Extra pressure could be put on Wolverhampton’s New Cross Hospital after steps were made for the trust that runs scandal-hit Stafford Hospital to be placed into special administration.
Two of the hospital’s bosses, Dr Lynne Hulme and Eleanor Chumley-Roberts, have now stepped down from the board after health regulator Monitor announced that it had begun steps to put the trust into special administration in a bid to “safeguard services” for patients.
But there were fresh concerns today that any cut in services at Stafford and Cannock would put even more pressure on New Cross, as well as Walsall Manor.
It is believed that Stafford’s accident and emergency, maternity and paediatric departments will cease to exist and that those services will be split between New Cross, Walsall Manor and University Hospital of North Staffordshire, in Stoke-on-Trent.
David Loughton, the chief executive of the Royal Wolverhampton NHS Trust, which runs New Cross, did not confirm which services the hospital may take on, but said discussions were ongoing.
He added: “We have been in discussions with the people who are doing the work on reshaping services at Stafford but there’s no conclusion reached as yet. Things will be decided in the next few weeks.”
New Cross is already overflowing with too many patients in its A&E department.
It is currently seeing 40,000 more patients per year than the department was designed to take and is facing a fine of £750,000 for failing to meet target times because of the volume of patients.
More than 350 patients a day descended on the department during the busiest weeks over Christmas and Mr Loughton has previously called it “unfit for purpose”.
Around £1 million was spent last year on bringing the department up to scratch ahead of a new £25m A&E service being opened in 2015.
Since the news that Stafford Hospital’s trust could be put into special administration, a question marks hang over some Stafford Hospital services, with fears some units, such as accident and emergency, may move.
But Stafford MP Jeremy Lefroy said he is ready to oppose A&E moving to hospitals in the Black Country.
Services rumoured to be going include A&E and Children’s Special Services.
“There’s a case for Children’s Special Services going to a bigger centre such as New Cross, but A&E absolutely has to stay where it is,” said Mr Lefroy.
“The Monitor report comes out on Tuesday, which will be guidance for the Trust Special Administrator, but it will then go to the Secretary of State, who can either reject or accept it.”
Mr Lefroy says he has a separate report on the trust alongside his working group, assessing what services should be retained.
“We say A&E is absolutely critical at Stafford.
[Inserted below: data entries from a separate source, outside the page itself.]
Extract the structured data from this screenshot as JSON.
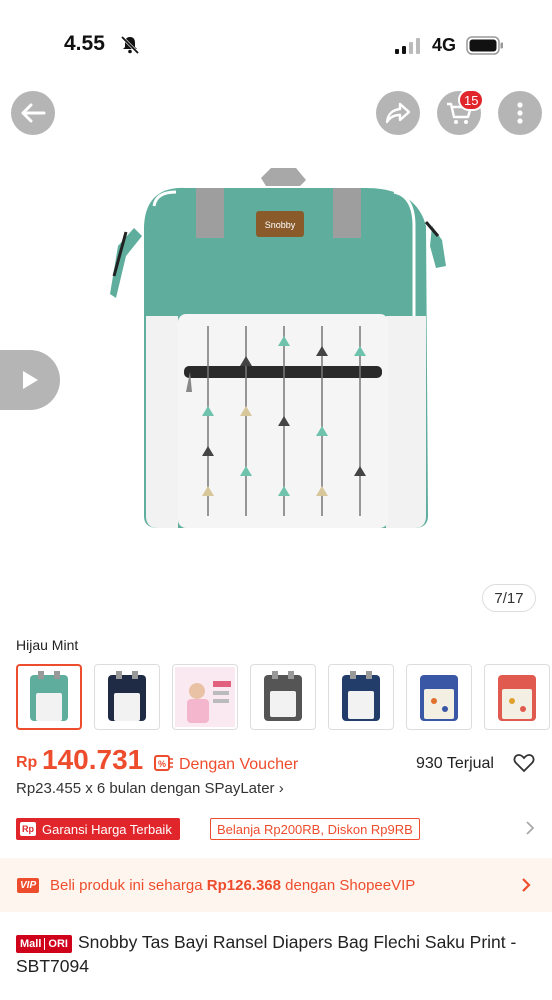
{
  "status": {
    "time": "4.55",
    "network": "4G"
  },
  "header": {
    "cart_count": "15",
    "icons": [
      "back-arrow-icon",
      "share-icon",
      "cart-icon",
      "more-vertical-icon"
    ]
  },
  "gallery": {
    "counter": "7/17"
  },
  "variant": {
    "label": "Hijau Mint",
    "selected_index": 0,
    "options_count": 7
  },
  "price": {
    "currency": "Rp",
    "amount": "140.731",
    "voucher_text": "Dengan Voucher",
    "sold": "930 Terjual"
  },
  "paylater": {
    "text": "Rp23.455 x 6 bulan dengan SPayLater",
    "chevron": "›"
  },
  "guarantee": {
    "icon_text": "Rp",
    "label": "Garansi Harga Terbaik",
    "promo": "Belanja Rp200RB, Diskon Rp9RB"
  },
  "vip": {
    "tag": "VIP",
    "prefix": "Beli produk ini seharga ",
    "price": "Rp126.368",
    "suffix": " dengan ShopeeVIP"
  },
  "product": {
    "badge_mall": "Mall",
    "badge_ori": "ORI",
    "title": "Snobby Tas Bayi Ransel Diapers Bag Flechi Saku Print - SBT7094"
  },
  "colors": {
    "accent": "#ee4d2d",
    "bag_teal": "#5fae9d"
  }
}
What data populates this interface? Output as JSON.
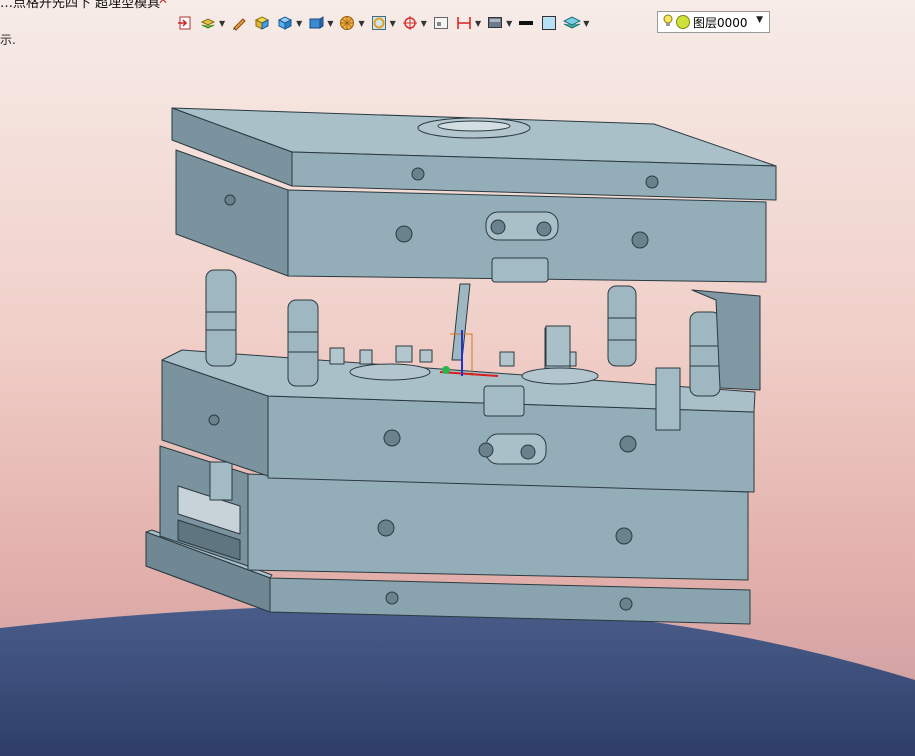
{
  "tab": {
    "title": "…点格开先四下 超埋型模具",
    "close_glyph": "✕"
  },
  "hint_text": "示.",
  "layer": {
    "name": "图层0000"
  },
  "toolbar": {
    "icons": [
      "import-icon",
      "layers-icon",
      "pen-icon",
      "box-yellow-icon",
      "box-blue-icon",
      "box-select-icon",
      "sphere-icon",
      "ring-icon",
      "target-icon",
      "view-icon",
      "dimension-icon",
      "display-icon",
      "line-color-icon",
      "fill-color-icon",
      "layer-manager-icon"
    ]
  },
  "colors": {
    "mold_face": "#94aeb9",
    "mold_side": "#7a939e",
    "mold_dark": "#5f7681",
    "edge": "#2b3a40",
    "sky_top": "#f6e6e0",
    "sky_bottom": "#e6b8b2",
    "hill": "#3c4f80"
  }
}
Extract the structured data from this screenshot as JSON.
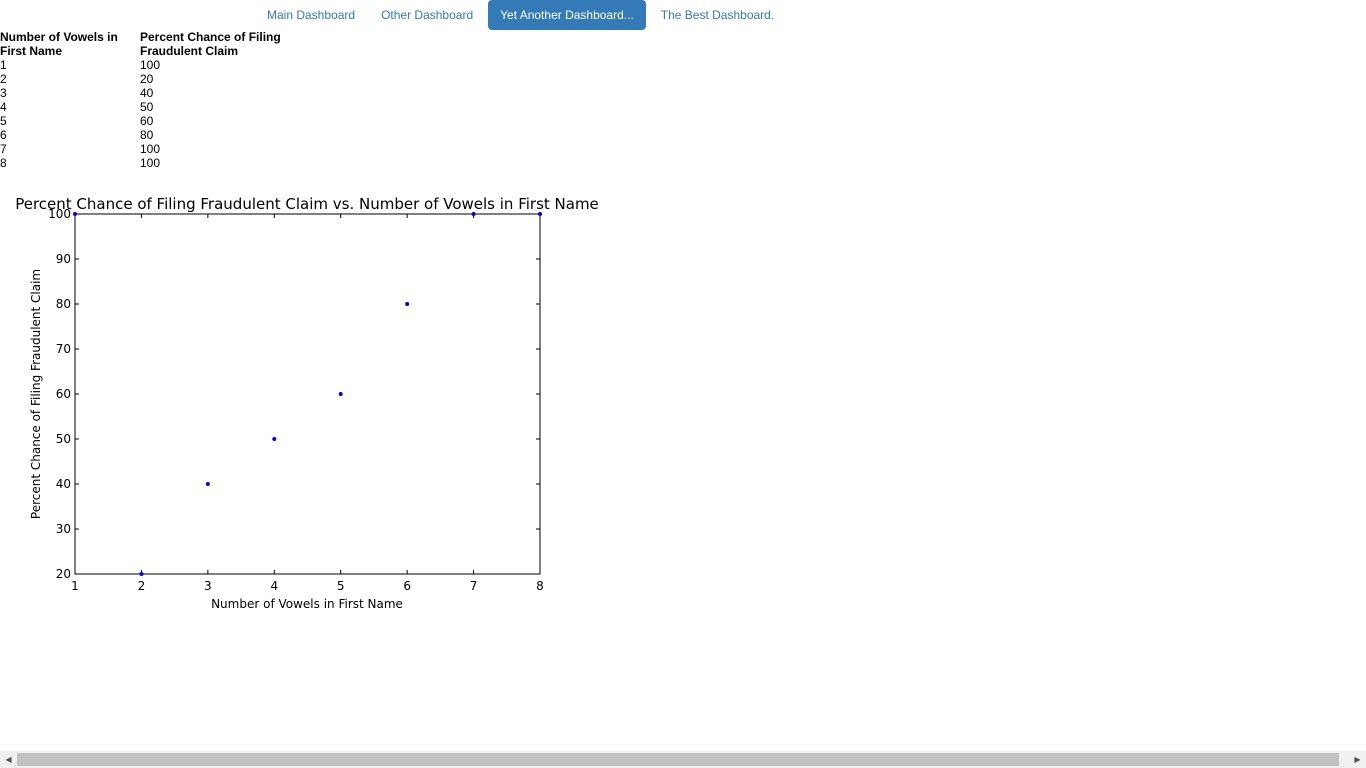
{
  "nav": {
    "tabs": [
      {
        "label": "Main Dashboard",
        "active": false
      },
      {
        "label": "Other Dashboard",
        "active": false
      },
      {
        "label": "Yet Another Dashboard...",
        "active": true
      },
      {
        "label": "The Best Dashboard.",
        "active": false
      }
    ]
  },
  "table": {
    "headers": [
      "Number of Vowels in First Name",
      "Percent Chance of Filing Fraudulent Claim"
    ],
    "rows": [
      [
        "1",
        "100"
      ],
      [
        "2",
        "20"
      ],
      [
        "3",
        "40"
      ],
      [
        "4",
        "50"
      ],
      [
        "5",
        "60"
      ],
      [
        "6",
        "80"
      ],
      [
        "7",
        "100"
      ],
      [
        "8",
        "100"
      ]
    ]
  },
  "colors": {
    "accent": "#337ab7",
    "point": "#0000ff"
  },
  "chart_data": {
    "type": "scatter",
    "title": "Percent Chance of Filing Fraudulent Claim vs. Number of Vowels in First Name",
    "xlabel": "Number of Vowels in First Name",
    "ylabel": "Percent Chance of Filing Fraudulent Claim",
    "x": [
      1,
      2,
      3,
      4,
      5,
      6,
      7,
      8
    ],
    "y": [
      100,
      20,
      40,
      50,
      60,
      80,
      100,
      100
    ],
    "xlim": [
      1,
      8
    ],
    "ylim": [
      20,
      100
    ],
    "xticks": [
      "1",
      "2",
      "3",
      "4",
      "5",
      "6",
      "7",
      "8"
    ],
    "yticks": [
      "20",
      "30",
      "40",
      "50",
      "60",
      "70",
      "80",
      "90",
      "100"
    ],
    "grid": false
  },
  "scrollbar": {
    "left_icon": "arrow-left-icon",
    "right_icon": "arrow-right-icon"
  }
}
Other places couldn’t cope with it were the service to be moved, and Stafford and Cannock people would have to go much further afield for emergencies than I think is safe. Secondly, we’re saying the intensive care unit is also vital for the hospital.”
In a report to the Walsall Healthcare NHS Trust presented yesterday, its chief executive Richard Kirby said: “Monitor’s Contingency Planning Team (CPT) have now reported on the future viability of Mid Staffordshire NHS Foundation Trust, concluding that the trust is not viable in the long term as an independent organisation.
“Since the last board meeting, we have continued to work with the CPT on options for providing services to the population currently served by Mid Staffordshire NHS Foundation Trust, especially in and around Cannock.
“Neighbouring trusts in Wolverhampton, Burton and Stoke have also been part of this work. Discussions to date with the Cannock Clinical Commissioning Group have stressed their interest in models of care that support the care of people in their own homes wherever possible.” MPs and council bosses have pledged to fight for services at both Stafford and Cannock hospitals.
First steps have been taken in the process of putting the Mid Staffordshire trust into the hands of administrators.
MPs in Staffordshire said it was now “crunch time” and they had to make a strong case to make sure emergency, acute and elective services were retained.
But news that watchdog Monitor has started a consultation over administration has sparked fresh fears for the future of the trust and its services. The blow comes weeks after the Francis Report laid bare the full scale of poor care at the trust between 2005 and 2008, which led to the deaths of up to 1,200 people at Stafford.